Sometimes fictional real estate professionals find themselves on the wrong end of a murder weapon. For instance, in Elizabeth Spann Craig’s Pretty is as Pretty Dies, we meet Parke Stockard. She’s a beautiful and very successful real estate developer who’s recently moved to the small town of Bradley, North Carolina. Soon enough, the residents discover that she is malicious and exploitative, and it’s not long before she manages to alienate just about everyone in town. So there are several suspects to consider when she is found murdered one afternoon. Retired schoolteacher Myrtle Clover discovers the body and decides to investigate the death, mostly to show her son (and anyone else who might wonder!) that she’s not ready to be ‘put out to pasture’ yet.

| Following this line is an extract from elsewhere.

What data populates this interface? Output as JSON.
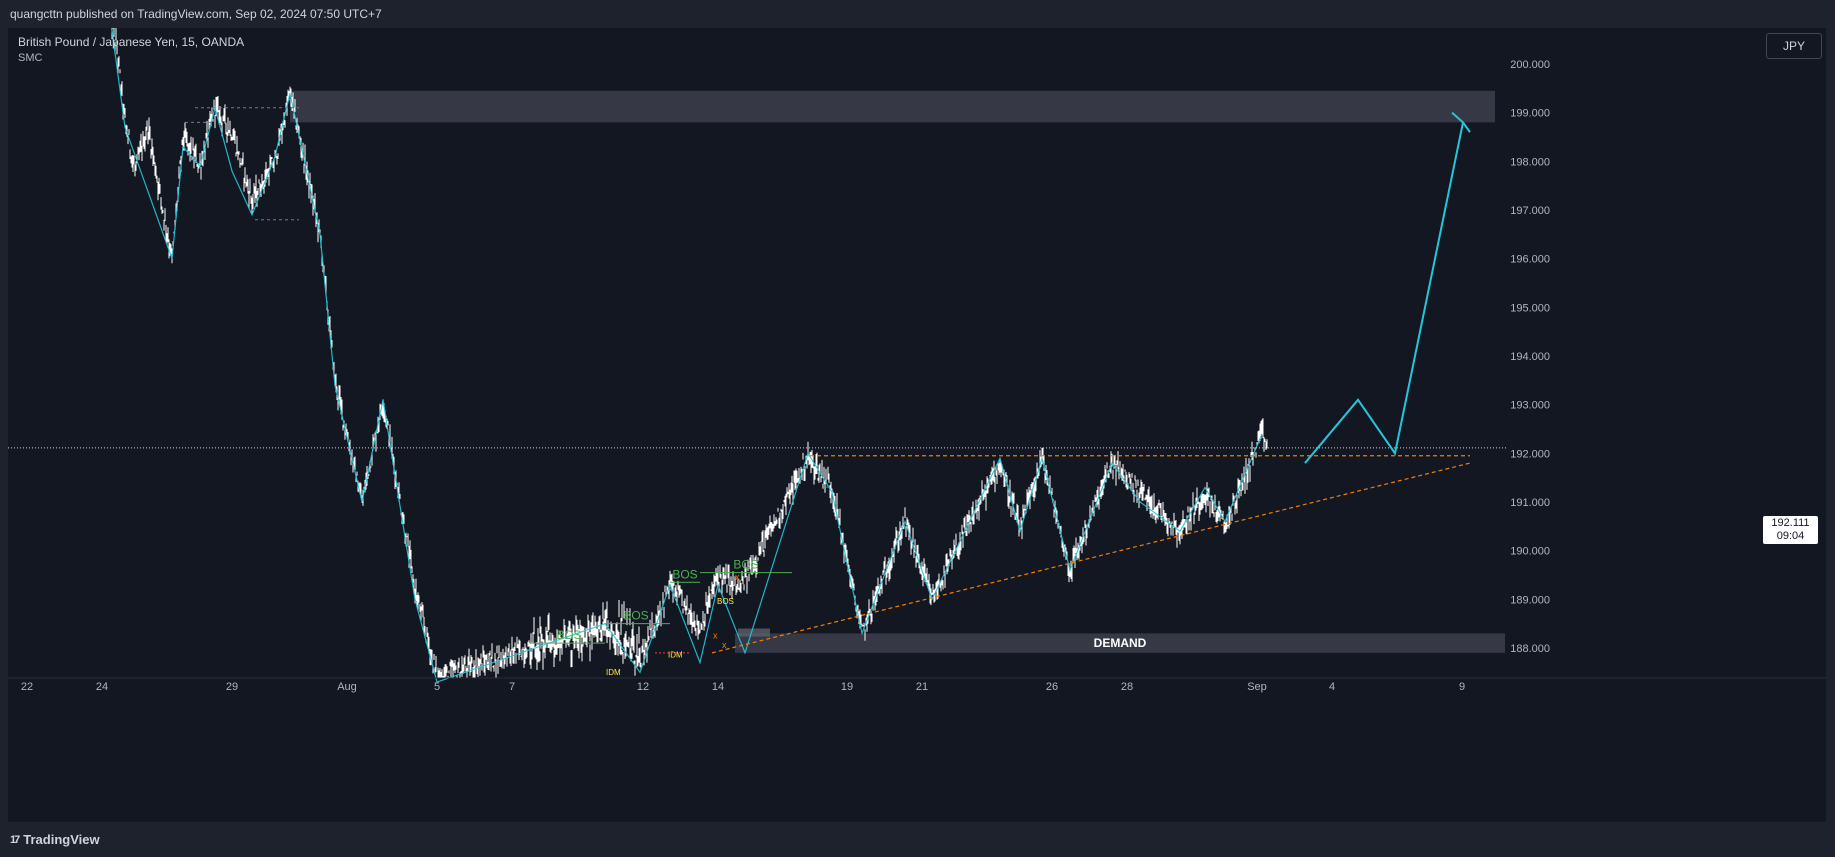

And then there’s Carin Gerhardsen’s The Gingerbread House. In that novel, Stockholm house agent Hans Vannerberg tells his wife Pia that he’s going out to look at a house for a client, and will be back soon. When he doesn’t return, Pia gets anxious and finally calls in the police. Vannerberg’s body is found in the home of Ingrid Olssen, who’s been in a local hospital recovering from surgery. DCI Conny Sjöberg and his team face several puzzling questions in this case. First, why was Vannerberg at Olssen’s home, when she wasn’t selling her house and in fact, claimed not to know him? And who would have wanted to kill a man who had a loving marriage, a successful business (with no hint of financial wrongdoing) and no criminal associations? In the end, the detective team finds that this murder is connected to other crimes and is linked to the past.
The real estate profession gets quite a different treatment in Phil Hogan’s A Pleasure and a Calling. William Heming is not the kind of man you really notice very much. He’s the local real estate agent who’s sold
‘…properties on every street in town.’
Most people don’t think much about Heming, and they certainly don’t know that he’s kept keys to all of the homes he’s sold. Heming takes a personal interest in all of the villagers and their doings, and keeps his eye on them. Then, the town is shaken by the discovery of a dead body in a backyard. Heming is just as concerned as anyone. If too much comes out, then everyone will know that selling houses isn’t the only interest he has…
It can be exciting to contemplate a new home, with all of the latest conveniences, in just the right place. But if you do consider a move, just be careful with whom you deal…
*NOTE: The title of this post is a line from Billy Joel’s Piano Man.